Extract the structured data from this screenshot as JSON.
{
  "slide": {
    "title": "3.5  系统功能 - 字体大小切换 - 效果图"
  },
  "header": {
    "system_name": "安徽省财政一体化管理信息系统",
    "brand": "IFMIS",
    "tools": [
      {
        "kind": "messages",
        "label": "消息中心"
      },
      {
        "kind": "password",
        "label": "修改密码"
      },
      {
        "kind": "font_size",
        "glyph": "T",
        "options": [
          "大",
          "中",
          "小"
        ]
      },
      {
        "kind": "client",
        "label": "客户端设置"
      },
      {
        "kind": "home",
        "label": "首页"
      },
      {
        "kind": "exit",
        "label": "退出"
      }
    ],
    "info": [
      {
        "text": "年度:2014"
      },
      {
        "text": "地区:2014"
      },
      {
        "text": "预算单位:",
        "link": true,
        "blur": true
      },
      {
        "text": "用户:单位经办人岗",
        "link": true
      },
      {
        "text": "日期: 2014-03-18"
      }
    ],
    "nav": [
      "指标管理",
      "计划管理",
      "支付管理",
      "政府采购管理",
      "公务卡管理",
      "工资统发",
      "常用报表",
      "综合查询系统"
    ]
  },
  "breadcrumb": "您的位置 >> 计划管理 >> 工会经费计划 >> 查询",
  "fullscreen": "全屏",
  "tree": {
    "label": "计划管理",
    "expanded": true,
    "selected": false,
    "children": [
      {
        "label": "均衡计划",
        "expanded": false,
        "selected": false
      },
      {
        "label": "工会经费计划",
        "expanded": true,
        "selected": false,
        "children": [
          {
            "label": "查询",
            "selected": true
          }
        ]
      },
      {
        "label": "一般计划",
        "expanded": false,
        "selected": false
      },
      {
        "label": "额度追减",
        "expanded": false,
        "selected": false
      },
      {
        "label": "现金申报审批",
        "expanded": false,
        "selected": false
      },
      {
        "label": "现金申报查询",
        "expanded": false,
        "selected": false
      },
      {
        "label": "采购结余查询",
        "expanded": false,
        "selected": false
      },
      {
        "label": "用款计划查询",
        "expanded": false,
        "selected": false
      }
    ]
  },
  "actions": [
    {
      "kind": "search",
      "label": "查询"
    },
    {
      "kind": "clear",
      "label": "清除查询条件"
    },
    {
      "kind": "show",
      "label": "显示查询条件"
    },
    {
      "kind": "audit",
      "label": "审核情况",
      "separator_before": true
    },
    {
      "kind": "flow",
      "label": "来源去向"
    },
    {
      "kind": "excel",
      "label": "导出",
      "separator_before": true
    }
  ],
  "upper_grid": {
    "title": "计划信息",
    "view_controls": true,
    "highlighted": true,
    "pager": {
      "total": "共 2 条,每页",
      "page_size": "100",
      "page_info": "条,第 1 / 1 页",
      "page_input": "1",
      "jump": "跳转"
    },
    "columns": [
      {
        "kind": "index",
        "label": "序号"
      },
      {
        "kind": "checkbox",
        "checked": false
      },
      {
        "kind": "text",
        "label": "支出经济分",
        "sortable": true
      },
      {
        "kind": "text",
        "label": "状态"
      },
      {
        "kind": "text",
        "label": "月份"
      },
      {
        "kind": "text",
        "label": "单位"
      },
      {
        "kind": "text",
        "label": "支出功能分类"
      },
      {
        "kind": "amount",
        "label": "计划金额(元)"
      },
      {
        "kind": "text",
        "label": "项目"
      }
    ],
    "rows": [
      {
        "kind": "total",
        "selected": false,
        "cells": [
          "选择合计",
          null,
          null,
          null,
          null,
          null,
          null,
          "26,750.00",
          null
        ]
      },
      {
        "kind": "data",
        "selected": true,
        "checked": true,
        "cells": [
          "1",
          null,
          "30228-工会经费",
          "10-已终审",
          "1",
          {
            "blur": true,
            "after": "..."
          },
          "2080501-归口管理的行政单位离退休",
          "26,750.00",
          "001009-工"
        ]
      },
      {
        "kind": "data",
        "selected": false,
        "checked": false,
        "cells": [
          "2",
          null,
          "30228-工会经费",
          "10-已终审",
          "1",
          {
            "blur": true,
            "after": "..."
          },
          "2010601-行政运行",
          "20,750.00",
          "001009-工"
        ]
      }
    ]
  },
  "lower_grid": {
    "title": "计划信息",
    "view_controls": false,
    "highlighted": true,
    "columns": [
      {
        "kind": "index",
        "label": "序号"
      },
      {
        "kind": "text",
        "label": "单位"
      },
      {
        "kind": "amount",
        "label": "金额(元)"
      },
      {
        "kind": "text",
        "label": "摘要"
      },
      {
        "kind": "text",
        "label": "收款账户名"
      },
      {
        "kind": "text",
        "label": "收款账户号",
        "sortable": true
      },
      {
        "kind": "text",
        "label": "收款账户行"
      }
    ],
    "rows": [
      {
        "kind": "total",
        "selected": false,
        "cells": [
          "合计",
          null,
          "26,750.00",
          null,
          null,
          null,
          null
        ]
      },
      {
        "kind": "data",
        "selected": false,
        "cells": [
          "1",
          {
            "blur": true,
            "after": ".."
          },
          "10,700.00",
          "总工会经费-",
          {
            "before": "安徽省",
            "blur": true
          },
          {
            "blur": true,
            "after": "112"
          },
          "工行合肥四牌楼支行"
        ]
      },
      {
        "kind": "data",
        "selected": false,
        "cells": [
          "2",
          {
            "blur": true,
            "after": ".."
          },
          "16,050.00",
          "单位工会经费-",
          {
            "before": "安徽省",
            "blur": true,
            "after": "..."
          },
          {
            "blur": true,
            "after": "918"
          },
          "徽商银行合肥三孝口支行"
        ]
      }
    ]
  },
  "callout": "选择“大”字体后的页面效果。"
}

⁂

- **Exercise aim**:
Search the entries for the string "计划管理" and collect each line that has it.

- **Result for this exercise**:
      "计划管理",
  "breadcrumb": "您的位置 >> 计划管理 >> 工会经费计划 >> 查询",
    "label": "计划管理",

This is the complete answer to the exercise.